5 wildfire safety steps everyone should know
Wildfire safety tips, like evacuating efficiently and listening to those in charge of rescue efforts, will help ensure your family survives a wildfire
Hundreds of acres of land are damaged by wildfires each year, leaving behind a trail of destruction. However, by utilizing proper wildfire safety procedures, these disaster don't have to result in the loss of life.
The important thing to remember about wildfires is their unpredictability; they can jump over barriers that would seemingly stop them, such as highways. If there is a risk of wildfire near your community, or you become aware of a wildfire heading your way, it's time to follow wildfire safety protocols and be ready if the threat continues to move closer.
The following five steps are critical to a community's emergency planning for wildfire.
#1 Listen to Emergency Notices
Most deaths from natural disasters occur due to people ignoring the warnings and notices of first responders and other rescue organizations. Wildfire safety and preparation means understanding what each step of an emergency notification means, and heeding the information.
Fire Weather Watch -- Issued when the potential for severe fire weather exists in the near future. A watch is used when there is a relatively low probability of occurrence and less chance of verifying. The fire danger rating is usually in the high to extreme category. A Fire Weather Watch normally will be issued 12 to 24 hours in advance of the expected onset of severe fire weather conditions.
Red Flag Warning -- Issued to indicate the imminent danger of severe fire weather and a relatively high probability of occurring. The fire danger is usually in the high to extreme category. A Red Flag Warning will normally be issued for severe fire weather events less than 12 hours away from occurring.

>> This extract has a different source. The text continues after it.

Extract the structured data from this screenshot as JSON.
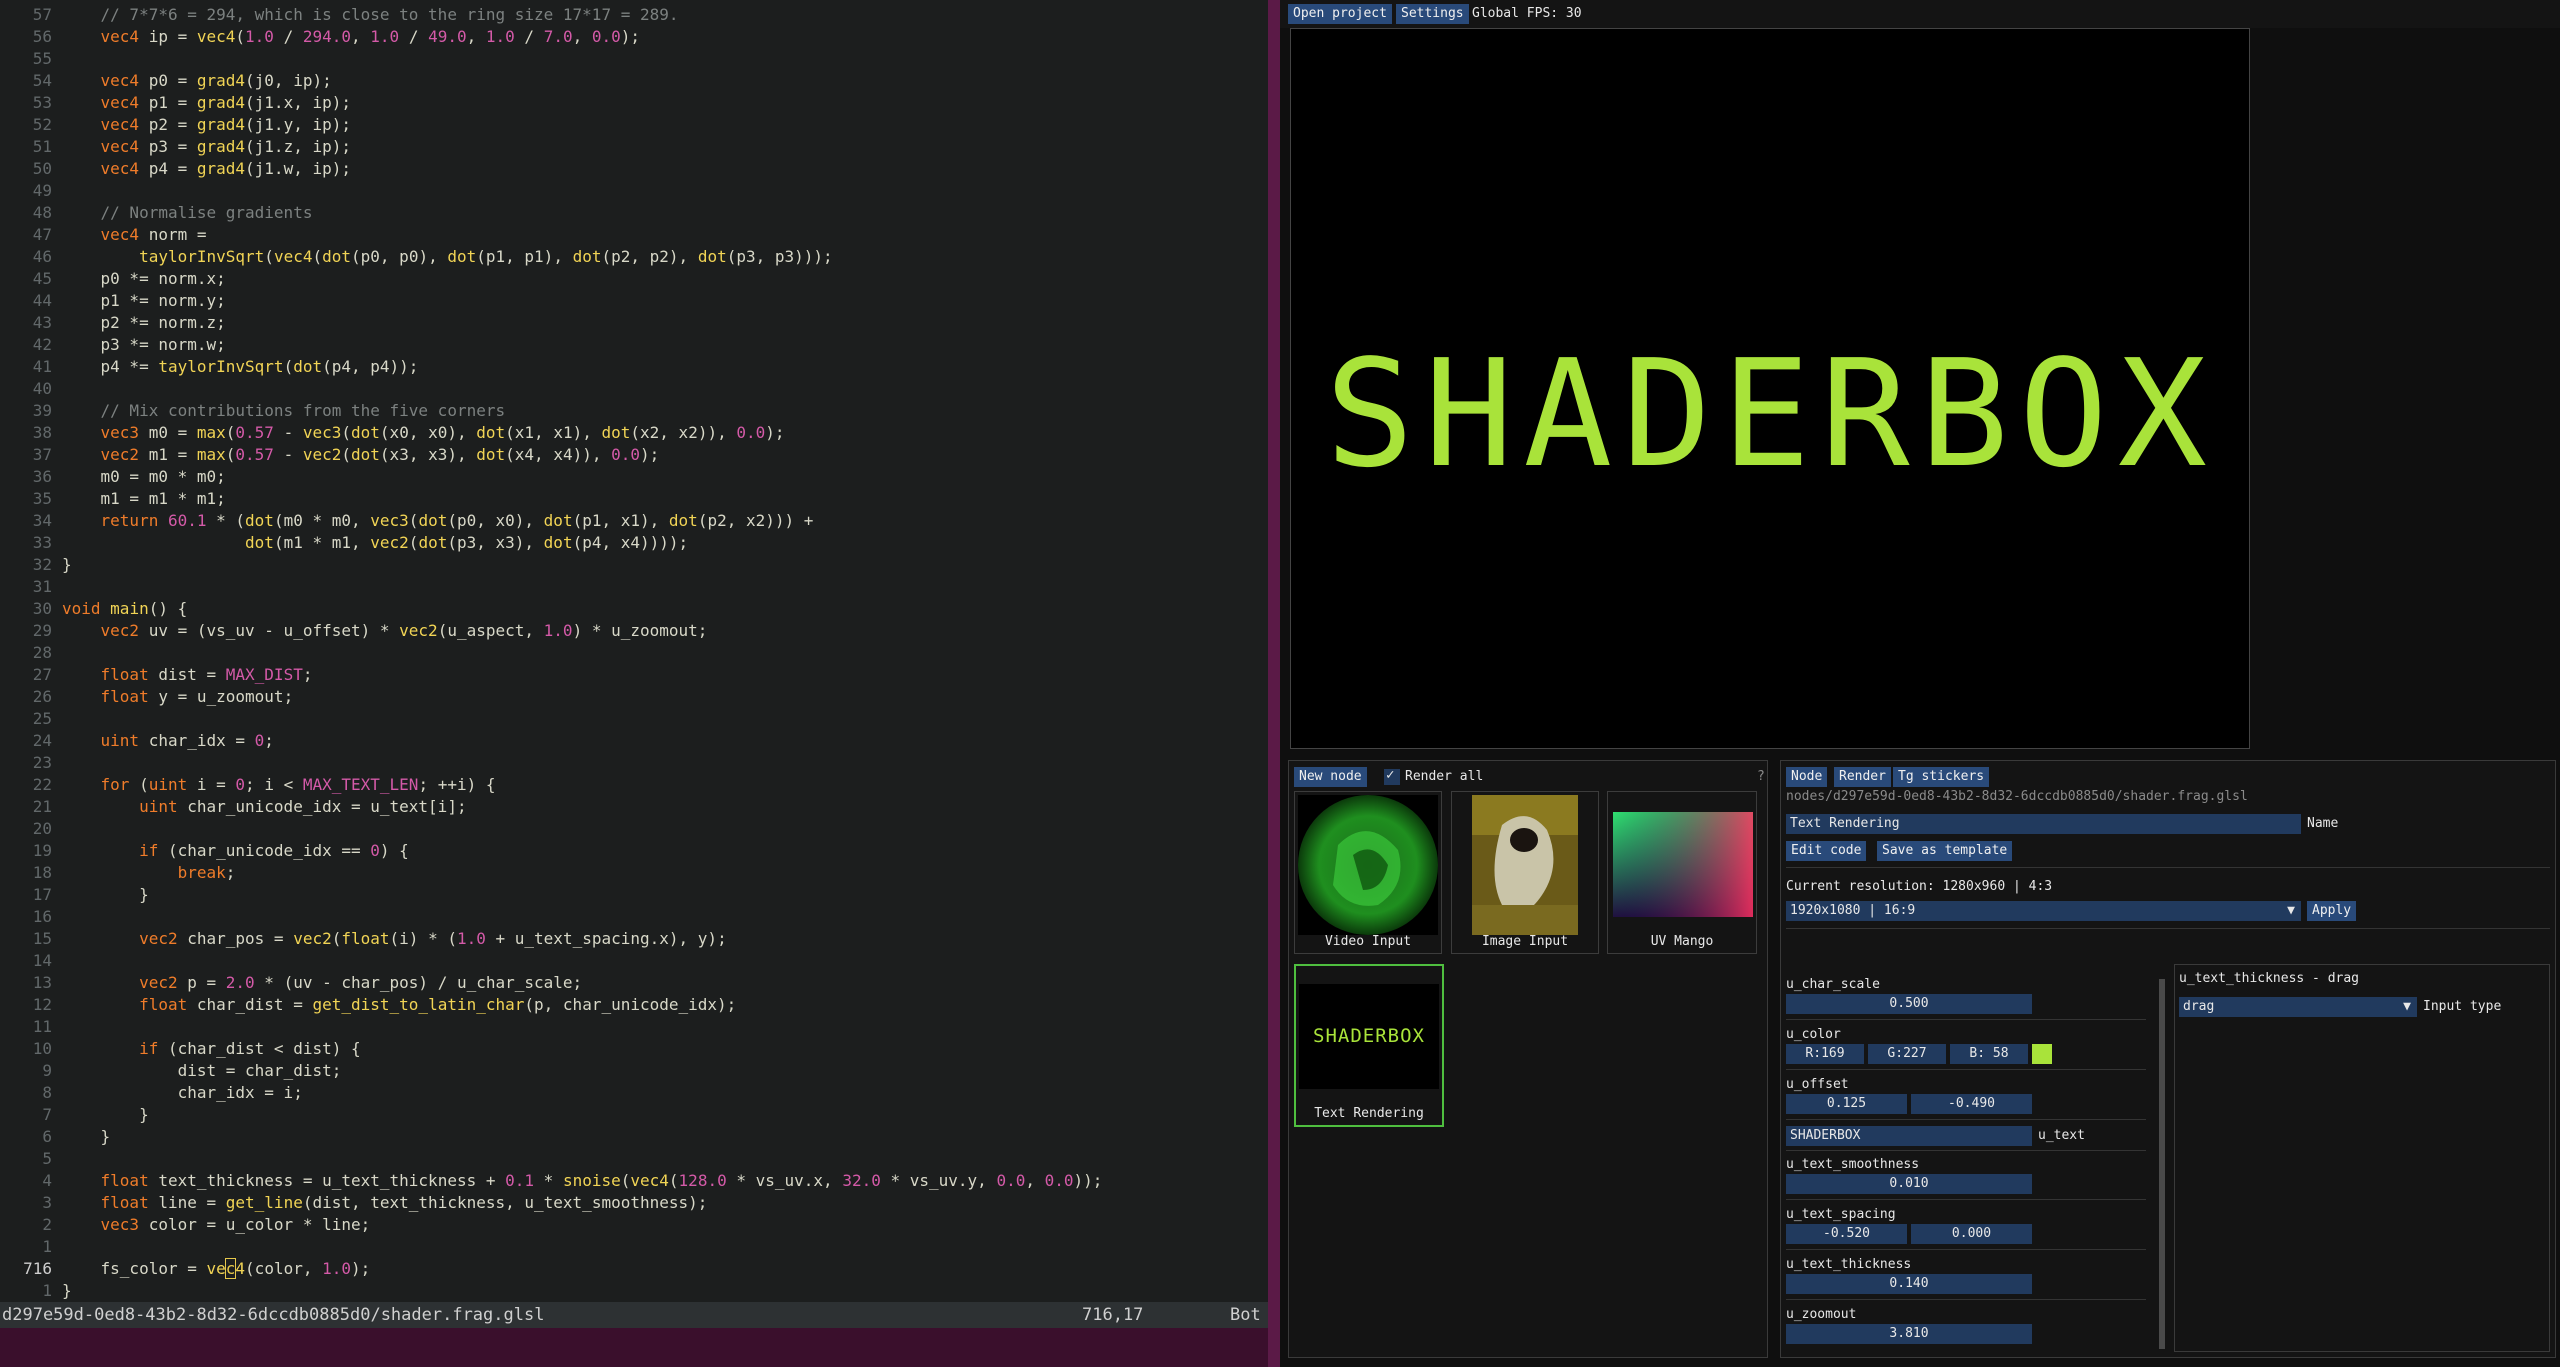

Evacuation Order -- Evacuations are issued when there is an extensive threat to life and property, and should be taken seriously and followed.
#2 Wildfire Safety Requires Planning Ahead

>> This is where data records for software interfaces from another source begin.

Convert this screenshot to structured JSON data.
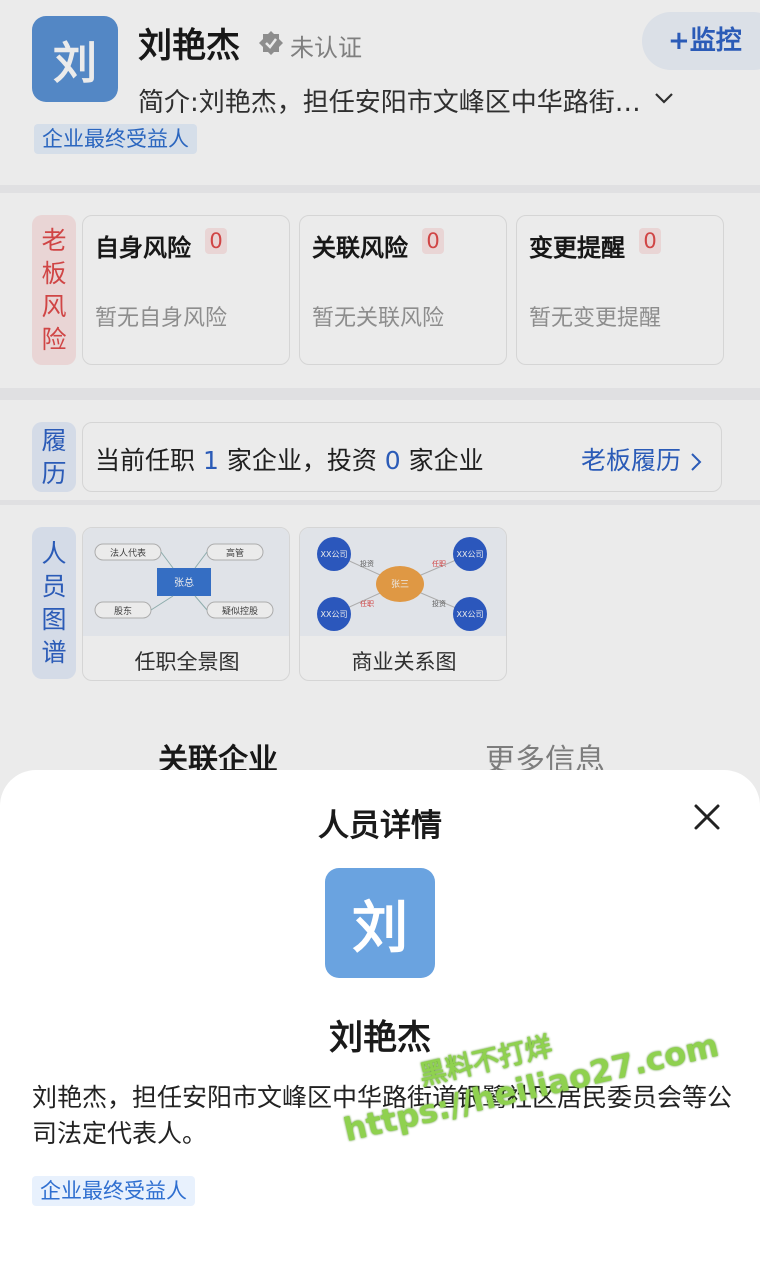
{
  "profile": {
    "avatar_char": "刘",
    "name": "刘艳杰",
    "verify_status": "未认证",
    "monitor_button": "+监控",
    "intro": "简介:刘艳杰，担任安阳市文峰区中华路街…",
    "tag": "企业最终受益人"
  },
  "risk": {
    "label": [
      "老",
      "板",
      "风",
      "险"
    ],
    "cards": [
      {
        "title": "自身风险",
        "count": "0",
        "empty": "暂无自身风险"
      },
      {
        "title": "关联风险",
        "count": "0",
        "empty": "暂无关联风险"
      },
      {
        "title": "变更提醒",
        "count": "0",
        "empty": "暂无变更提醒"
      }
    ]
  },
  "resume": {
    "label": [
      "履",
      "历"
    ],
    "text_prefix": "当前任职",
    "positions": "1",
    "text_mid": "家企业，投资",
    "investments": "0",
    "text_suffix": "家企业",
    "link": "老板履历"
  },
  "graph": {
    "label": [
      "人",
      "员",
      "图",
      "谱"
    ],
    "cards": [
      {
        "title": "任职全景图",
        "nodes": [
          "法人代表",
          "高管",
          "张总",
          "股东",
          "疑似控股"
        ]
      },
      {
        "title": "商业关系图",
        "nodes": [
          "XX公司",
          "XX公司",
          "张三",
          "XX公司",
          "XX公司",
          "投资",
          "任职",
          "任职",
          "投资"
        ]
      }
    ]
  },
  "tabs": [
    {
      "label": "关联企业"
    },
    {
      "label": "更多信息"
    }
  ],
  "sheet": {
    "title": "人员详情",
    "avatar_char": "刘",
    "name": "刘艳杰",
    "description": "刘艳杰，担任安阳市文峰区中华路街道银鹭社区居民委员会等公司法定代表人。",
    "tag": "企业最终受益人"
  },
  "watermark": {
    "line1": "黑料不打烊",
    "line2": "https://heiliao27.com"
  },
  "colors": {
    "accent": "#2f63c7",
    "risk_red": "#e24b4b",
    "avatar_blue": "#6aa3e0",
    "watermark_green": "#8fd14f"
  }
}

There are areas around the country that are susceptible to wildfires; most of the states out west, particularly California, see hundreds of wildfires each year. If you live in an area that has a history of being threatened by wildfires, you need to be planning ahead. That includes:
- Mapping multiple evacuation routes, in case your preferred route is closed
- Gathering important documents that can be easily grabbed before evacuating
- Putting a change of clothes, first-aid kit, non-perishable food and water in your car
- Coordinating future evacuation plans with family members
If you have pets, you should plan accordingly to prevent tough decisions in the heat of the moment. Service animals will be accepted at shelters, but if you need to evacuate with a pet, visit PetsWelcome.com to help find lodging that can accommodate both your two-legged and four-legged family members.
#3 Protect Your Home From Wildfire
With strong, severe wildfires, even the most well-developed wildfire safety preparation wont' be enough to prevent damage to your home, but certain measures could help stop smaller fires from creeping upon your property. The following wildfire safety tips could prevent extreme damage to your home and may be helpful to communities in regions that experience regular wildfires.
- Remove and clear anything that could be considered additional fuel, such as dry leaves, from all areas surrounding the home, including gutters.
- Remove flammable lawn furniture and put in inside, in the middle of your home, away from the doors and windows.
- Create fuel breaks, such as cement or gravel walkways.
- Purchase and install extra-long garden hoses that are able to reach every part of your home, from front to back.
#4 Confirm Wildfire Danger Has Passed Before Returning Home
In the aftermath of a disaster, wildfire safety is still important. There are many hazards left behind by the flames that could be a threat to human life. Watch out for:
- Ash pits, which are large holes of hot ash from burned up trees
- Hot spots, which are sreas of the ground that are still hot from extinguished flames and have the potential to flare up
- Falling debris from damaged homes and buildings
- Downed power lines
#5 Stay Vigilant While Surveying Wildfire Damage
Visit the attic to check for damage and any signs that part of your home is still on fire, such as smoldering areas or smoke. If you find evidence of fire, evacuate the house immediately and call 911.
If the house is safe, before touching anything, document your entire home and property every and record area of damage for insurance claims.
See the below Gov1 articles for more information on emergency preparation, and review and download these smoke precaution tips from American Medical Response.